There was Bobby Hargrove in the third grade, he in the sixth who was a patrol boy. Every day climbing down Tesiny Hill my heart rate racing whenever he came into view. “Walk, don’t run,” he’d say, his patrol belt tied proudly around his chest. I’d go home and tell my dolls all about Bobby.
We had Louie the trumpet player, a fiancee of a cousin twice removed. He’d greet this seven year-old with a kiss and a wink, the first set of dimples to ever make my acquaintance. Kids don’t know how transparent they can be, suddenly the center of a good laugh formally introduced to embarrassment.
I remember Billy Faye in the seventh grade, Lee Jones in the eighth. Michael Scarpetti the altar boy and Ricky Santoro who, in junior high school, was shot four times at a drive-by shooting dead at 17.
His family had no money so the school paid for the funeral. It was my first one, and seeing him, this handsome, dark-haired fellow I necked with in the back of Mary Jane Andrasick’s mustang, looked like no one I had ever seen before. Let’s hear it for cut-rate embalming.
His tombstone erected by his classmates said…A TRIBUTE FROM ALL MY FRIENDS. It still languishes, I’m told, in the old part of St. Michael’s Cemetery like it was etched onto the granite just yesterday.
What brought on this first-class musing was watching a young couple’s pas de deux dancing along the avenue. They couldn’t have been more than 15 as they gently rubbed up against each other…holding hands softly, shy eyes glancing away. They had yet to move into the others territory, comfortable and relaxed, that sense of home you never want to stray from.
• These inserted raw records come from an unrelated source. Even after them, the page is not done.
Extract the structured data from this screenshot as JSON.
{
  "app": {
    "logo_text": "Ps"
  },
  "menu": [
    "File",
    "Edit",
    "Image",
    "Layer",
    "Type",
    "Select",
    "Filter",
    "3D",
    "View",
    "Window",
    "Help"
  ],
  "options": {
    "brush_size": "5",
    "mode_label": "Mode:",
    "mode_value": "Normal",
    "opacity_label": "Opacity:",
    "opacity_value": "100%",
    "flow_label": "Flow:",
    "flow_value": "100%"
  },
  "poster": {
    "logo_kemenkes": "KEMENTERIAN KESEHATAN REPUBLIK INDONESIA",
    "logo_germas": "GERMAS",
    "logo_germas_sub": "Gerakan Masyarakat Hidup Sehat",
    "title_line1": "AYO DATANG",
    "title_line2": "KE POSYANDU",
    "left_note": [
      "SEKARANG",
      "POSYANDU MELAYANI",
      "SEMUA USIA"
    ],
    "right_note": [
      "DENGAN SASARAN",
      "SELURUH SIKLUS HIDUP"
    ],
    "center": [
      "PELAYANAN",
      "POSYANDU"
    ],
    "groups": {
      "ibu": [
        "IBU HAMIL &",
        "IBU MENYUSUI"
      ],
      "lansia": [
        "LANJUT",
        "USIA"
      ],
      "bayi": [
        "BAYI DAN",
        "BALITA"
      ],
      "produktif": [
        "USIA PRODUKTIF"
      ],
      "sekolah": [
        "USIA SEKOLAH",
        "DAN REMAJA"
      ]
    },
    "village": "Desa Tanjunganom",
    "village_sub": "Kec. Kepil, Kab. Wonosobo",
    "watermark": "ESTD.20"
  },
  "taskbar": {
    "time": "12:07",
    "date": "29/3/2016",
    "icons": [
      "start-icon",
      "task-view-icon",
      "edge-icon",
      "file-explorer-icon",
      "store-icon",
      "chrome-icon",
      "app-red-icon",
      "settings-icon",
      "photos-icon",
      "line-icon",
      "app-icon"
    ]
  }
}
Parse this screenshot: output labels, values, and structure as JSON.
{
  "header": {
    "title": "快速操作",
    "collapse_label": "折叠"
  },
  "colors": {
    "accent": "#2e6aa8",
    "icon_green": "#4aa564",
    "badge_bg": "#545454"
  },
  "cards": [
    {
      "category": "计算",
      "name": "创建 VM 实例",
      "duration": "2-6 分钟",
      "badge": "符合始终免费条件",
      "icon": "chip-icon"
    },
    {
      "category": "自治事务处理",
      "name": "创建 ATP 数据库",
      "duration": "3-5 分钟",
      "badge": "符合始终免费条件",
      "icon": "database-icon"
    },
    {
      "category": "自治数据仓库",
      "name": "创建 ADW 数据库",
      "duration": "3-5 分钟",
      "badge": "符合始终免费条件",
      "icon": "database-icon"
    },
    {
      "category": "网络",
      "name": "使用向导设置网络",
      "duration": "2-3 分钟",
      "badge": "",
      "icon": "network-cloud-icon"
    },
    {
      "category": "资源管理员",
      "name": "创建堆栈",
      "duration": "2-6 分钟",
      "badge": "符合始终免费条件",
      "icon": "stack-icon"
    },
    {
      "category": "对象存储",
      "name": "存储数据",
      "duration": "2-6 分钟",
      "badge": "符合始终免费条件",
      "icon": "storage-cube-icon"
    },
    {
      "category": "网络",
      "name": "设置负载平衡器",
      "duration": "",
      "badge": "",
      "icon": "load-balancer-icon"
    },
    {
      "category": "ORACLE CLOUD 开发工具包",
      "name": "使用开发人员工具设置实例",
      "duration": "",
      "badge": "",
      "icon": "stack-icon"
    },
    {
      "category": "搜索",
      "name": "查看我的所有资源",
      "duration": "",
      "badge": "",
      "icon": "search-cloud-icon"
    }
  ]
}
I looked at the girl all dreamy thinking…she thinks she’ll never feel this way again. He’s her Lancelot forever and ever.
Wait till she learns, there are so many more waiting in the wings.